For those who are unable to join us on Fridays, on the Sundays of 1st December and 2nd February we will be holding Weekend Workparties. Families included. Tasks will include hedge planting and making brash piles. Please bring a snack, gloves, suitable clothing and footwear.
Meet in Crabtree Lane car park at 10am. For further information, contact email@example.com
A small group, six adults and two children, made the usual tour of the parish looking for as many bird species as could be identified; both by sight and call. It has been very noticeable that there have been very few Swallows this year. They migrate to Britain over the Sahara from South Africa and travel in daylight up to 200 miles a day. Being such a small bird they are sensitive to changes and can be affected badly by storms, very dry or very wet conditions and food availability. Their reduced numbers have been been noted throughout Europe. On the other hand, there were a good number of Wrens calling all around the parish. It’s likely that the relatively mild winter has aided their survival rate.
A total of 42 species were identified (in the order they were seen or heard)….
Greater Spotted Woodpecker
The next (Winter) bird survey will take place in early 2020, the date of which will be arranged this Autumn. Keep an eye on Forthcoming Events above and in the next Newsletter.
On the 18th February we held our annual winter bird survey and recorded 53 species of birds. No Curlew or Lapwings were seen this year but new for the winter bird survey were Little Owl, Mute Swan and Blackcap. The Blackcap is usually regarded as a summer visitor but, with recent warmer winters, our local birds are able to remain in the area along with others that have migrated southwards from the north.
The RSPB’s State of Nature Report, 2016, states 56% of UK species are in decline. We have found that the built-up areas of our villages their gardens, hedgerows, trees and flowers provide valuable habitats for these declining species.
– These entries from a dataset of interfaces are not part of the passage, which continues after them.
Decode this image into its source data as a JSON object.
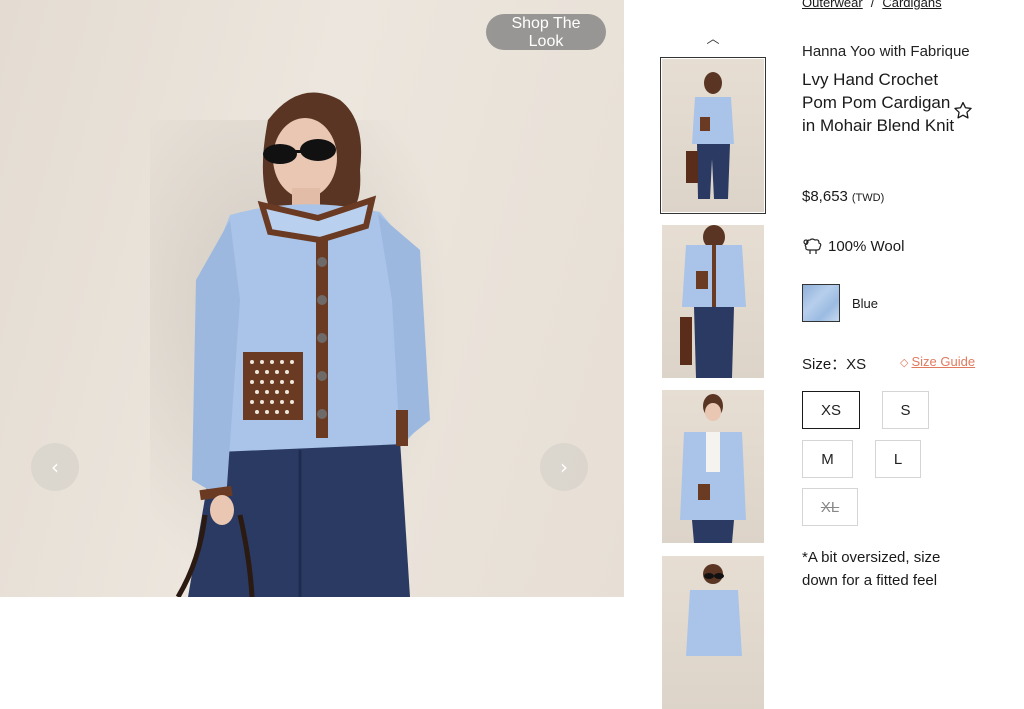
{
  "gallery": {
    "shop_look_label": "Shop The Look",
    "prev_label": "‹",
    "next_label": "›",
    "thumb_up_label": "︿",
    "colors": {
      "sweater": "#a9c4e8",
      "trim": "#6b3a22",
      "jeans": "#2a3a62",
      "skin": "#e9c7b2",
      "hair": "#5a3523"
    }
  },
  "breadcrumb": {
    "items": [
      "Outerwear",
      "Cardigans"
    ],
    "separator": "/"
  },
  "product": {
    "brand": "Hanna Yoo with Fabrique",
    "title": "Lvy Hand Crochet Pom Pom Cardigan in Mohair Blend Knit",
    "price": "$8,653",
    "currency": "(TWD)",
    "material": "100% Wool",
    "material_icon": "sheep-icon",
    "favorite_icon": "star-outline-icon"
  },
  "color": {
    "selected": "Blue",
    "swatch": "#a9c4e8"
  },
  "size": {
    "label": "Size：XS",
    "guide_label": "Size Guide",
    "guide_icon": "tag-icon",
    "accent": "#e07a5f",
    "options": [
      {
        "label": "XS",
        "state": "selected"
      },
      {
        "label": "S",
        "state": "available"
      },
      {
        "label": "M",
        "state": "available"
      },
      {
        "label": "L",
        "state": "available"
      },
      {
        "label": "XL",
        "state": "sold-out"
      }
    ]
  },
  "fit_note": "*A bit oversized, size down for a fitted feel"
}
In fact, our ten years of annual bird recording have shown that we have a good variety of bird species in the village. This is in contrast to the surrounding area’s intensively farmed land. Whilst some landowners are sympathetic, modern farming practices provide little in the way of suitable habitat, food or shelter.
2017/18 Winter Bird Survey
Our Summer Bird Survey is on 17th June. Please join us. Check out the Upcoming Events box above.
Over 50 people spent a glorious sunny afternoon on Saturday constructing a bug hotel under the guidance of East Keswick Wildlife Trust.
The event was hosted by East Keswick Methodist Church on Main Street, East Keswick, with the luxury accommodation for insects being built in the garden behind the church. Melanie Smith from East Keswick Wildlife Trust explained the importance of creating suitable habitat so that the vast variety of insects we are lucky enough to have can thrive. The children then used various natural materials to make a five storey, five star hotel for insects.
Melanie said “It was wonderful to see how enthusiastic the children were and we hope they will go home and make similar habitats in their own gardens.”
After the hotel had been built, the families enjoyed refreshments before tackling a nature hunt. The bug hotel is the first event of many in a programme to create a wildlife haven at the rear of the church involving the local community. The next joint event is a wildflower identification walk on 10 June and then, in the Autumn, seeds will be gathered and sown in pots so that young plants are ready to plant out next Spring to create a wildflower garden. Members of the public are most welcome to visit the garden at any time.
As part of the 10 year recording project, we surveyed ponds in village gardens in March. All but two ponds contained frogspawn, overall, 70 clumps of frogspawn were found. Also found were an assortment of snails, nymphs and water boatmen, leeches, common newts and frogs.
There is a second survey on 28th June. Check out the details in the events section above.
On 15th March, families and friends assembled pre-prepared kits for 20 tree sparrows nest boxes.
Starting young– Lucy and Poppy made and took home two boxes for their gardens
With a hole size of 28mm, the boxes are designed for use by Tree Sparrows.
The Tree Sparrow is one of our many farmland birds that have declined in numbers by up to 95% since 1970 because of changes in farming practices. Others include Lapwing, Grey Partridge and Skylark. Modern farming methods have caused degradation of habitat and loss of foods for wintering adults and developing chicks.